## WHAT YOU NEED TO DO
Copy, from the material below, every line in which the word "value" can be found.

## RECORDS

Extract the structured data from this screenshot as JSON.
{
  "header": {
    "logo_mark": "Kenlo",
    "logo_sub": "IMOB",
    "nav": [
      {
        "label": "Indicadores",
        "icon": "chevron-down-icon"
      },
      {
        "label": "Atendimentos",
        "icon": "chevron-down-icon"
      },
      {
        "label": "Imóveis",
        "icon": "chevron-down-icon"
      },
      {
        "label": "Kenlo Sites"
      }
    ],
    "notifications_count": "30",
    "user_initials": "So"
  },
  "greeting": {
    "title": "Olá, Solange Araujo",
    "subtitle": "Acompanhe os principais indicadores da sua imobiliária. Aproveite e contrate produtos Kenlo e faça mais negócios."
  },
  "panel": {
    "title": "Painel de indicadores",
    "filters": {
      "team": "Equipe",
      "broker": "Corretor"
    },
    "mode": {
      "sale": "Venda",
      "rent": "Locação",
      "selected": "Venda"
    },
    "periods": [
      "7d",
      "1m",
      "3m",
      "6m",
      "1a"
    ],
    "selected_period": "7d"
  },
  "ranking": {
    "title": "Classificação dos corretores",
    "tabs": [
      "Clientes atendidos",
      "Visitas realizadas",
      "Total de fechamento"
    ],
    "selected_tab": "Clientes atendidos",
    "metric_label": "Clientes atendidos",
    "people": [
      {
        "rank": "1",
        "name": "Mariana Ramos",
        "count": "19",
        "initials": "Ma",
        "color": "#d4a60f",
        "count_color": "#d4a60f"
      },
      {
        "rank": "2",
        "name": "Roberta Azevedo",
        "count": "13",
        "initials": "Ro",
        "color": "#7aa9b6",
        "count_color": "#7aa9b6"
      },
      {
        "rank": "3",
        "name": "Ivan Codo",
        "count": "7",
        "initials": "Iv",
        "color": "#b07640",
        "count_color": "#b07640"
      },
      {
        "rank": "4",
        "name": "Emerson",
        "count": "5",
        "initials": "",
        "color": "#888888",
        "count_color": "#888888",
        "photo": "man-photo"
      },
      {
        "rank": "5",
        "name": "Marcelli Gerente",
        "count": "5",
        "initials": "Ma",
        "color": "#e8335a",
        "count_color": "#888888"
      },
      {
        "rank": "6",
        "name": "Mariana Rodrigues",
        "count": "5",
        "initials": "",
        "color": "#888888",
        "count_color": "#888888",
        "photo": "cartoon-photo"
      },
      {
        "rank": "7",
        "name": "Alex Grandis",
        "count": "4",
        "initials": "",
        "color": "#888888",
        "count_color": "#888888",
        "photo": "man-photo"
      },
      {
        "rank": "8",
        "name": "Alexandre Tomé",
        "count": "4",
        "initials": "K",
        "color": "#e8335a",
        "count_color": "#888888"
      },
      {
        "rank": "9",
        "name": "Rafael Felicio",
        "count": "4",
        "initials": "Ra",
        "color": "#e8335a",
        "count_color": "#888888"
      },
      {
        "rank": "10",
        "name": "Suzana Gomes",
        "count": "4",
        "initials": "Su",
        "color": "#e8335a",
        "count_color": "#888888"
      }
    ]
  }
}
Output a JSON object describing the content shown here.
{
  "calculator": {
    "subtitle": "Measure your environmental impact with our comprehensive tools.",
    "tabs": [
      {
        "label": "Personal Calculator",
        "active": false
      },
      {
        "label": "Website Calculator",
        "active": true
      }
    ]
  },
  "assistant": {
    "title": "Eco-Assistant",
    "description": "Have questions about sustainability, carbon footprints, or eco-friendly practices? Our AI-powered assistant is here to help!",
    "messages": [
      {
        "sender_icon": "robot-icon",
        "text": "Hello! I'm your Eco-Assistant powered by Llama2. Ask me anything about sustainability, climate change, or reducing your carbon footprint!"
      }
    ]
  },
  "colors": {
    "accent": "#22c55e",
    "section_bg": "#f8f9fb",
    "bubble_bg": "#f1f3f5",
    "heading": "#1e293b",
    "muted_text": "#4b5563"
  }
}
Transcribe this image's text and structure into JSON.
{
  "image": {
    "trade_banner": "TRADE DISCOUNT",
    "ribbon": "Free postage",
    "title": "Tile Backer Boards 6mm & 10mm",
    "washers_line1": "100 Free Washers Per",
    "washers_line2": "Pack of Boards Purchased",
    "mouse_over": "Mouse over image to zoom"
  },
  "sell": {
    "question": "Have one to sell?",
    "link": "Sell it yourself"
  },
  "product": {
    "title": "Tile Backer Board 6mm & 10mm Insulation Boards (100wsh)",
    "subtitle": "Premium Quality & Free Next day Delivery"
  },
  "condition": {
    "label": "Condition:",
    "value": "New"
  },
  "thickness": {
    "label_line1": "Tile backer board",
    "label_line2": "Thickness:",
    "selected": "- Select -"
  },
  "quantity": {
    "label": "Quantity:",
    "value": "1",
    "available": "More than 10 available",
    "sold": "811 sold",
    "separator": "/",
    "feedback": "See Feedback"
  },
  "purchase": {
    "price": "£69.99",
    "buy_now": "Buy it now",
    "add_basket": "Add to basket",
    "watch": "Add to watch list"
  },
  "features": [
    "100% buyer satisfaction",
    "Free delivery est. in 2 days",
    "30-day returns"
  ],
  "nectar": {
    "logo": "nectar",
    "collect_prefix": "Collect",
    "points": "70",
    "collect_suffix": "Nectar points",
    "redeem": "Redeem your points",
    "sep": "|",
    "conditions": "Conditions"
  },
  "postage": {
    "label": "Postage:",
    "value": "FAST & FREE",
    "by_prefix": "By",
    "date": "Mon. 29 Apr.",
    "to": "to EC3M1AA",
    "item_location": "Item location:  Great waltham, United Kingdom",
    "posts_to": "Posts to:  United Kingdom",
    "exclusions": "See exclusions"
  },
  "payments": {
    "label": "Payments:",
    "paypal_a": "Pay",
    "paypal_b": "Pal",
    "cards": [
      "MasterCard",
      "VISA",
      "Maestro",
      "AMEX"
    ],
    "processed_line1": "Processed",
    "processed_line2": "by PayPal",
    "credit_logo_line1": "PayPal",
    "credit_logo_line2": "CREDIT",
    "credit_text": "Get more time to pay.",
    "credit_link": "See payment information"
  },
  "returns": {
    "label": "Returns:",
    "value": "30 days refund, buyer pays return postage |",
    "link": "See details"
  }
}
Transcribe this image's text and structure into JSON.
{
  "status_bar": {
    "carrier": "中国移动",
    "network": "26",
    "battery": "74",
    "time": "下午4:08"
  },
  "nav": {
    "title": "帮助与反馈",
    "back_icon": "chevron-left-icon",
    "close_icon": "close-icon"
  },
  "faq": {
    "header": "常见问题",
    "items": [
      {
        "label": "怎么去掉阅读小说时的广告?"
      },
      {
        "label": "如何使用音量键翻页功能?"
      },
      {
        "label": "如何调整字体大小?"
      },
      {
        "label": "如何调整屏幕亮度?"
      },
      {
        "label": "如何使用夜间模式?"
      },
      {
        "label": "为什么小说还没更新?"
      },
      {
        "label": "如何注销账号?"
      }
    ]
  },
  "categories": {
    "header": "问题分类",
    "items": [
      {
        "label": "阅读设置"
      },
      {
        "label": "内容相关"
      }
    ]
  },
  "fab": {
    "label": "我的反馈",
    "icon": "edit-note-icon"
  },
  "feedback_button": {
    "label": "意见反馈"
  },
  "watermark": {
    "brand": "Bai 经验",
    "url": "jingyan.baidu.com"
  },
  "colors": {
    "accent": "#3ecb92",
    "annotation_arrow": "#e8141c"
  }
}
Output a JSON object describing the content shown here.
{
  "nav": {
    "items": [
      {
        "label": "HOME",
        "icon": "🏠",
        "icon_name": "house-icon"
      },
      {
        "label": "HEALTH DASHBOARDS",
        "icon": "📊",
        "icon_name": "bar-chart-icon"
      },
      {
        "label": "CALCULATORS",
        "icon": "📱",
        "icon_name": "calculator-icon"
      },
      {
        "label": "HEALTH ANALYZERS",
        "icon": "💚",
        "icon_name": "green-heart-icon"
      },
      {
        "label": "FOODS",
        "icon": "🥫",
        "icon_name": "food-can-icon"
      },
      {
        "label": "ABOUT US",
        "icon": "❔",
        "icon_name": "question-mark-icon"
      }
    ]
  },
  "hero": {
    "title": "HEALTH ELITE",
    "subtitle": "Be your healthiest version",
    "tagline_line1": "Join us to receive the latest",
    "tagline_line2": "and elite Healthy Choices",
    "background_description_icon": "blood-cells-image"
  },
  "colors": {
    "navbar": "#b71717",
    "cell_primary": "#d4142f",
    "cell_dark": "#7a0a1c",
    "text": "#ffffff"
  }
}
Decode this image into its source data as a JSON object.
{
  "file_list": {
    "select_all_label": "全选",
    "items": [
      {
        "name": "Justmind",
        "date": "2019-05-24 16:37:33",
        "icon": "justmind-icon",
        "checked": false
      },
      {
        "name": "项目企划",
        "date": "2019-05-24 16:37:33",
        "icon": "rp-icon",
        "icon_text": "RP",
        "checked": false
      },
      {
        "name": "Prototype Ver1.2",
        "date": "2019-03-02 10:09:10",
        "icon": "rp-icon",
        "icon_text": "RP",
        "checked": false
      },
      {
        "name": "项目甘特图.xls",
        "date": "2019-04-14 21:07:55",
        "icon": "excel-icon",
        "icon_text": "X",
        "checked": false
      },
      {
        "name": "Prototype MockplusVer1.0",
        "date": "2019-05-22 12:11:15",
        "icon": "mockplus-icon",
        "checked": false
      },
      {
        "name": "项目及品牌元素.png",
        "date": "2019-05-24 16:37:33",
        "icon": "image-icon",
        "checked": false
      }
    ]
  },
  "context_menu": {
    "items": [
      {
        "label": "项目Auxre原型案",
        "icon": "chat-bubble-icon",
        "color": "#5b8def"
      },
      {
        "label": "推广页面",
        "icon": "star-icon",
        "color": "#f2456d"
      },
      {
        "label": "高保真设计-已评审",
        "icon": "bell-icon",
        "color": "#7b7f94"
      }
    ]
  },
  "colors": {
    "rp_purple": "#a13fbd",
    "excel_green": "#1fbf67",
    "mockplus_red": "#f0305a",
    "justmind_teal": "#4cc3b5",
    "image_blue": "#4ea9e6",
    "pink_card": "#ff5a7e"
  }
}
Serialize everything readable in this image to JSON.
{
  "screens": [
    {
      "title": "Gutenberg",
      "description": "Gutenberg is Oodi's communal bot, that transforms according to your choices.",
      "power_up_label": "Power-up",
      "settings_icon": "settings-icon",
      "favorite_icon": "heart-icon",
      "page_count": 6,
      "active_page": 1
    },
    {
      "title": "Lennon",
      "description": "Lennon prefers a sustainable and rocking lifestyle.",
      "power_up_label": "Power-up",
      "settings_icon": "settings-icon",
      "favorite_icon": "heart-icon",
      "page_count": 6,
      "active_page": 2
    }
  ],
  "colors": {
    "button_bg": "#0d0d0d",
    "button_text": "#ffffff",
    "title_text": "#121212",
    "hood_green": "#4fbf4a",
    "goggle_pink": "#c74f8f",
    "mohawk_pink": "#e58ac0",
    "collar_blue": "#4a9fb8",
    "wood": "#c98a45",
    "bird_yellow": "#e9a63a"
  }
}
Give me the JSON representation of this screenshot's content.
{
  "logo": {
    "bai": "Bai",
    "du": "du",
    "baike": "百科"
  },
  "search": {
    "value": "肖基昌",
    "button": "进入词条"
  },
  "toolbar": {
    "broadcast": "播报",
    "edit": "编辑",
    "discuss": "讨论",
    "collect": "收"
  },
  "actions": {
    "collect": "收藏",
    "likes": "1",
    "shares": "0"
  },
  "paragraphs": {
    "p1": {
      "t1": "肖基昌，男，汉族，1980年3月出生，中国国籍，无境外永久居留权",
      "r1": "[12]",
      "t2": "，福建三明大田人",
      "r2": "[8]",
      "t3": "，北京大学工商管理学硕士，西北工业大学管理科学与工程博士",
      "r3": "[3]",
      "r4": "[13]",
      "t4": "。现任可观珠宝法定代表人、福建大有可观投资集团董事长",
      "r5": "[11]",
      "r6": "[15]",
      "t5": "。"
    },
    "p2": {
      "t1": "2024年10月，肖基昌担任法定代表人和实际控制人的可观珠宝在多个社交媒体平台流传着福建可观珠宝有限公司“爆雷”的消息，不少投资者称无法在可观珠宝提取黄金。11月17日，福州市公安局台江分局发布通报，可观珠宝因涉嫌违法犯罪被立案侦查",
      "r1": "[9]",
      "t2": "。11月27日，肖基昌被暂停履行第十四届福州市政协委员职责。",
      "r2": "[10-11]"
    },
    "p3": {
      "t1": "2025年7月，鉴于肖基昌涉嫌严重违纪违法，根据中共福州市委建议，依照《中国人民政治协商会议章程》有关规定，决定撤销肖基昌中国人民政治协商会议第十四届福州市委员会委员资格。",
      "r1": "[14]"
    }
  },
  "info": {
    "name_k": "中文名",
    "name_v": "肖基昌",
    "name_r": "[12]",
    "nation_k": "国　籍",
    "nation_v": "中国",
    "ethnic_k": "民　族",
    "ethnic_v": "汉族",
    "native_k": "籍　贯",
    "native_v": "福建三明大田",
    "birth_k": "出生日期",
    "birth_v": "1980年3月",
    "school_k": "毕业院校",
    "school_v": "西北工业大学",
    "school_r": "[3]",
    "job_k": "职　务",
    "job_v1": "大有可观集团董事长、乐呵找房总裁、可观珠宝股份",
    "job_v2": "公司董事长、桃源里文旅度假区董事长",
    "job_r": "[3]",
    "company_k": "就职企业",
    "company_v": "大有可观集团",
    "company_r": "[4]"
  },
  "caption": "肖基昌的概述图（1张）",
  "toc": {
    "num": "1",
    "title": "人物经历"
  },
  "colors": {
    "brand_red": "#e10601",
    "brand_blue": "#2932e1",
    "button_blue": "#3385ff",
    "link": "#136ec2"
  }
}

## TASK RESULT
    "value": "New"
    "value": "1",
    "value": "FAST & FREE",
    "value": "30 days refund, buyer pays return postage |",
    "value": "肖基昌",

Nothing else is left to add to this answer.